Rube Foster, founder of the Negro National League, said, “We are the ship; all else the sea.” That’s a metaphor for the stoicism required of the players to persevere regardless of the many impediments to their progress they encountered.
My students, almost all Black, were proud to learn that people who looked like them, living not so long ago, found a way to lead in their field, overcome obstacles, and do what they set out to do. In this sense, breaking barriers isn’t just an idea but also an act capable of being realized. Major League Baseball’s recent decision to include Negro National League statistics and records in major league history is the latest triumph in the long arc of justice for the league.
Examples of perseverance are so helpful for my students. Every fifth or sixth grade student of any race in any city has some kind of struggle: being shy about presenting to the class, worried about struggling with writing essays. Inspiration from literary and historical figures builds students’ confidence in trying new things. We may face a challenge, but we will persist, and we will succeed. Others have done it before us, others do it in our presence, and others will do it in the future. This isn’t just a life blueprint but an educational blueprint that can push all of us to be better.

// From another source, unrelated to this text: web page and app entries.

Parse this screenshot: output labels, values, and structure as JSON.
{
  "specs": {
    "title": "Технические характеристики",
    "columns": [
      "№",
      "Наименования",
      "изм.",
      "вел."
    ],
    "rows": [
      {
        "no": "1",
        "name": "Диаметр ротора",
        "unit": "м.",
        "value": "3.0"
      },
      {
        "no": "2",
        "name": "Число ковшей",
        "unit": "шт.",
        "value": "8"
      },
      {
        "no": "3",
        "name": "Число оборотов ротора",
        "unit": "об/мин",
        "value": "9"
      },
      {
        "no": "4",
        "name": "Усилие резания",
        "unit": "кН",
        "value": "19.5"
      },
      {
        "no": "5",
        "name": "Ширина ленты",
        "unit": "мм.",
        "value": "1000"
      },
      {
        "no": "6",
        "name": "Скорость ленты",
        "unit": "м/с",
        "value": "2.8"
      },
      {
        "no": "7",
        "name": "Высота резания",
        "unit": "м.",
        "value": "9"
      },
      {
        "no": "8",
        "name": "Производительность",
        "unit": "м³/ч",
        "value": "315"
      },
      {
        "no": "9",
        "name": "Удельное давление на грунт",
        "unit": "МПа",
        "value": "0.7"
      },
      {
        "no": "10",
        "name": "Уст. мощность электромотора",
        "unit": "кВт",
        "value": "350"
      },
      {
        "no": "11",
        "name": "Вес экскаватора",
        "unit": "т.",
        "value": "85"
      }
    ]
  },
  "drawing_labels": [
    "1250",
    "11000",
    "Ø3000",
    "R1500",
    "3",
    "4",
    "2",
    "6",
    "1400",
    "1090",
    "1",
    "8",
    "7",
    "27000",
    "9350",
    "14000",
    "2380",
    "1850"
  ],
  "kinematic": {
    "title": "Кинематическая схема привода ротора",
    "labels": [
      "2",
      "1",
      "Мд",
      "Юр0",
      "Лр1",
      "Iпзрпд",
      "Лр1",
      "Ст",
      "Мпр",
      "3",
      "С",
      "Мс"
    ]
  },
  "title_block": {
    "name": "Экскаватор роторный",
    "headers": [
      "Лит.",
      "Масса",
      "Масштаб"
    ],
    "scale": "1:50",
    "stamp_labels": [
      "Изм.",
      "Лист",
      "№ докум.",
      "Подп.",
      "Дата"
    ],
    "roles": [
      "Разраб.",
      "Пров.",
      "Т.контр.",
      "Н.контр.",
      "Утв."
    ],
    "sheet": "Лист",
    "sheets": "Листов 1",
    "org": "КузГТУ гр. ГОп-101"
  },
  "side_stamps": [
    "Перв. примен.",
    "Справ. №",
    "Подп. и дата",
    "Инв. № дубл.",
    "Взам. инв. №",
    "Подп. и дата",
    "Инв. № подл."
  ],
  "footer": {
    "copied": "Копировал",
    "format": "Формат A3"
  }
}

The coronavirus is a present-day challenge we are overcoming. A year ago, a vaccine didn’t exist. Now it does, and one of the key developers is a Black woman scientist. Students need to see all these things: People of all races and backgrounds uniting for a cause; contributions from people of color, those with disabilities, and additional marginalized groups toward a remarkable achievement, literally lifesaving, in this case. As civil rights leaders say, progress is a long process, and every development moves the needle in a positive direction.
If I were teaching We Are the Ship today, here’s what I’d tell my students: Major League Baseball’s recognition of Negro League achievements was long overdue, but let’s savor it. Let’s celebrate the uplifting of voices that have been muffled, a right that was wronged, and the leaders who moved the needle forward. This foundation of determination and pursuit of excellence is personal. A strong curriculum that explores topics such as the Negro League leads to deep comprehension and conversations.
I teach sixth grade now, and I continue to find rich ways to teach my students about the fundamental questions in life, with Wit & Wisdom at the heart of our teaching and learning, as part of our blueprint forward.
My students just finished Grade 6 Module 2: A Hero’s Journey. It’s about the ancient stories repeated in each new generation and how hard-fought struggle results in hard-earned transformation for a better self and world. I don’t expect my students to become experts on The Ramayana, the Indian epic they read in modern form. But I do expect them to understand storytelling and the journey of growth through experience. I want them to understand that even as they struggle, they have allies, mentors, and role models: teachers, families, friends, civil rights heroes, and leading scientists. The texts of Wit & Wisdom, and the conversations we have around them, help build that understanding.
High-quality curriculum has the power to motivate, inspire, and move. The discussions it provokes are the rich soil in which deep knowledge and critical discourse habits, such as the valuing of all voices, take root. The foundation of excellent pedagogy is a practice built of strong curriculum. As we give long overdue recognition to ever more voices and accomplishments, let us build a blueprint that is diverse, deep, and deliberate.
Author: Kyair Butts
Kyair Butts is the 2019 Teacher of the Year for Baltimore City Public Schools. He teaches Grade 7 English language arts at Henderson Hopkins Partnership School.
Topics: English Curriculum Diversity